## Exercise
Tell how many lines of the entries below include the string "Schalle". Respond with the number alone.

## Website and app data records
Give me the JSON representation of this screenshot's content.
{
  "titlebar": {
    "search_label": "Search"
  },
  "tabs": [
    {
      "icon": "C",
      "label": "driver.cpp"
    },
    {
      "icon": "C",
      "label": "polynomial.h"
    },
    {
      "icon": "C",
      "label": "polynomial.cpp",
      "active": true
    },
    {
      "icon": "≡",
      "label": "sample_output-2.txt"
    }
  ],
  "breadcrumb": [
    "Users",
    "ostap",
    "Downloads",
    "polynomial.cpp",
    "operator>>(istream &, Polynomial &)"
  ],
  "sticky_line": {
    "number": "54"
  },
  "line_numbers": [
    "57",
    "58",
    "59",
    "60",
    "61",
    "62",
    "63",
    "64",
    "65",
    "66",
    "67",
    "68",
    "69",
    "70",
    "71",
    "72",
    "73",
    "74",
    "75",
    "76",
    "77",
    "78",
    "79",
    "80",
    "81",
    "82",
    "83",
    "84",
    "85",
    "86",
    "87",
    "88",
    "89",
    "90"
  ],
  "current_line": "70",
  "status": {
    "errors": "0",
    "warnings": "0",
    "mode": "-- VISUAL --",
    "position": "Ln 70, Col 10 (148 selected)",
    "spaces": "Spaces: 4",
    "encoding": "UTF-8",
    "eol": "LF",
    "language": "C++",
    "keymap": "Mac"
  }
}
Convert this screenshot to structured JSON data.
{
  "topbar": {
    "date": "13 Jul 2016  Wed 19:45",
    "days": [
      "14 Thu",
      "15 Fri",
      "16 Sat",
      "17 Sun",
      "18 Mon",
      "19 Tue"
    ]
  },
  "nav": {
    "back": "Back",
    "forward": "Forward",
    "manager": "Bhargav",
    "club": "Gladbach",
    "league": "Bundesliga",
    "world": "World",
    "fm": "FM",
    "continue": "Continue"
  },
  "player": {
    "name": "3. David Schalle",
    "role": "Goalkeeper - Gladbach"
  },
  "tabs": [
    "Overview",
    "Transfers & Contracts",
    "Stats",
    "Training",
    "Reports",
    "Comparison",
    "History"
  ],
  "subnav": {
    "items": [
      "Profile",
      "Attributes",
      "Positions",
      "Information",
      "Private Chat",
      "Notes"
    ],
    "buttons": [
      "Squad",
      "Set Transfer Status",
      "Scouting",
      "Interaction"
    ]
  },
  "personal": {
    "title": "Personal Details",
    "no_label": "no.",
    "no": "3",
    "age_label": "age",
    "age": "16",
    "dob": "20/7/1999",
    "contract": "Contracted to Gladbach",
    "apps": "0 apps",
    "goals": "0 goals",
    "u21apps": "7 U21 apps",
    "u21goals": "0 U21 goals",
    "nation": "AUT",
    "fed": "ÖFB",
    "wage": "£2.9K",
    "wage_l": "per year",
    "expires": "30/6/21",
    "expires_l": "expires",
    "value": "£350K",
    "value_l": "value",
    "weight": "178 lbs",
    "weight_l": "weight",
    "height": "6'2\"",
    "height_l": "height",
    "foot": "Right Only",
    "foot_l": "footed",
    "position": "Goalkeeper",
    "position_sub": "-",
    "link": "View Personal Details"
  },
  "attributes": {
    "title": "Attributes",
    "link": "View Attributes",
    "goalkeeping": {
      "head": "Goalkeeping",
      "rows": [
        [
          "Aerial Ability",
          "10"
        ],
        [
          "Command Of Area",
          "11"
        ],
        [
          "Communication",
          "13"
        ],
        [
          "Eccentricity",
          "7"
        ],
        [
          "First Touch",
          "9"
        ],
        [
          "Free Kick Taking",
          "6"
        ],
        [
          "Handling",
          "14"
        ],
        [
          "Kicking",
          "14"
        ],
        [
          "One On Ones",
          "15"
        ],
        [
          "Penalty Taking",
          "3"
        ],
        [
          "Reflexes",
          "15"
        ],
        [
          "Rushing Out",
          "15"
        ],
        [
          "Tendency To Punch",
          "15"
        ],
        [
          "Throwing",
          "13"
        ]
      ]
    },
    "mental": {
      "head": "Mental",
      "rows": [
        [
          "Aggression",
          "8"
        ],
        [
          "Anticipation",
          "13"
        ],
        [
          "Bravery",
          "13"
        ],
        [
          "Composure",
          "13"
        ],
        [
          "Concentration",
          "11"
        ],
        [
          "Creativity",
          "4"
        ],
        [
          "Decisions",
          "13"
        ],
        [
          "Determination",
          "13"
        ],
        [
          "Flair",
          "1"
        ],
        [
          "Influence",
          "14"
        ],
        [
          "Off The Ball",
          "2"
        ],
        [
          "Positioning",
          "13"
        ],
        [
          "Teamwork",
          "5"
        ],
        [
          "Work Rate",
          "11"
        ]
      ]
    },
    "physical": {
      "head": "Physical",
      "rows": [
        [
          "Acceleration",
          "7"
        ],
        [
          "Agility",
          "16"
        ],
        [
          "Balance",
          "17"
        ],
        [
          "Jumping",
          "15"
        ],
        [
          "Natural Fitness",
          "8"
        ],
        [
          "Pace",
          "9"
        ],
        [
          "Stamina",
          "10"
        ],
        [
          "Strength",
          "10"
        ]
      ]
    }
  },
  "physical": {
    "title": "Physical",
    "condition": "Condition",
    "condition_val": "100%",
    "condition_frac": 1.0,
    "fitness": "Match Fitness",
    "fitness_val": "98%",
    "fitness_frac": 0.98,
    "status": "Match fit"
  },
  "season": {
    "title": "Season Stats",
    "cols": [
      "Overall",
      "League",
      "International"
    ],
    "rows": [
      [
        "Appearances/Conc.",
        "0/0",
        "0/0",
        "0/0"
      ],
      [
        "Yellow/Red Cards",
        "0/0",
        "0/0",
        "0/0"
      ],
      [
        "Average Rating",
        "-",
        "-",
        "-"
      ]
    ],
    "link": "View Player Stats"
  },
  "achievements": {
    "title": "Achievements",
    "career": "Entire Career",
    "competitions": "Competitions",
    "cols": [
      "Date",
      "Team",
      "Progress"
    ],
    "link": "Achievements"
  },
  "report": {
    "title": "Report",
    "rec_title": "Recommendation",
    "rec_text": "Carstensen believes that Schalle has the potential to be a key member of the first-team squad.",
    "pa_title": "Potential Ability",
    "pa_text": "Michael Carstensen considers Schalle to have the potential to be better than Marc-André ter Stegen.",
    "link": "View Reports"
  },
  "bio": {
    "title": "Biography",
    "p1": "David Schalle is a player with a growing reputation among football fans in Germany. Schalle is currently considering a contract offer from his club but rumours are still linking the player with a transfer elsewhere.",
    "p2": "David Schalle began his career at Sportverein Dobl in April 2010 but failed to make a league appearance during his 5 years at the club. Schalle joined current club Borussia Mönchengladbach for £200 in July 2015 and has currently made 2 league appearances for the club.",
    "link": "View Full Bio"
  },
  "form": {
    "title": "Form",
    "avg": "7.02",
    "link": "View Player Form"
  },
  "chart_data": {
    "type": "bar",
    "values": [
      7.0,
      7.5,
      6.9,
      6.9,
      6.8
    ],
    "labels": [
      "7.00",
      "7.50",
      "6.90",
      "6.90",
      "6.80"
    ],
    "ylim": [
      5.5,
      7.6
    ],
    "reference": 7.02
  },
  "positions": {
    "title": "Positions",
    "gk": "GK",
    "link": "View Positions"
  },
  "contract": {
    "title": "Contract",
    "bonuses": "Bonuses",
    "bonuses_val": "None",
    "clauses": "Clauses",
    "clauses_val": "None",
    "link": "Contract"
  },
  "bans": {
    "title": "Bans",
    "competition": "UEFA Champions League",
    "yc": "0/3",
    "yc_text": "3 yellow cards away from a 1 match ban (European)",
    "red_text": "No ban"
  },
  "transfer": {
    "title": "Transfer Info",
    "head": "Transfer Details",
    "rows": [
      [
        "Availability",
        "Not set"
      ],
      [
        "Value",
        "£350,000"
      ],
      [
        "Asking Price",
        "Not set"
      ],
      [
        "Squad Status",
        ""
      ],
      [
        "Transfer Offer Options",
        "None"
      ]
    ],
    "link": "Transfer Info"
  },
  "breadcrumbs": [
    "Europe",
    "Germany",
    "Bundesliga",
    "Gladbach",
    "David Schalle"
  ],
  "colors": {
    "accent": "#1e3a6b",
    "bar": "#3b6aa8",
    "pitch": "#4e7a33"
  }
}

## Result of this task
6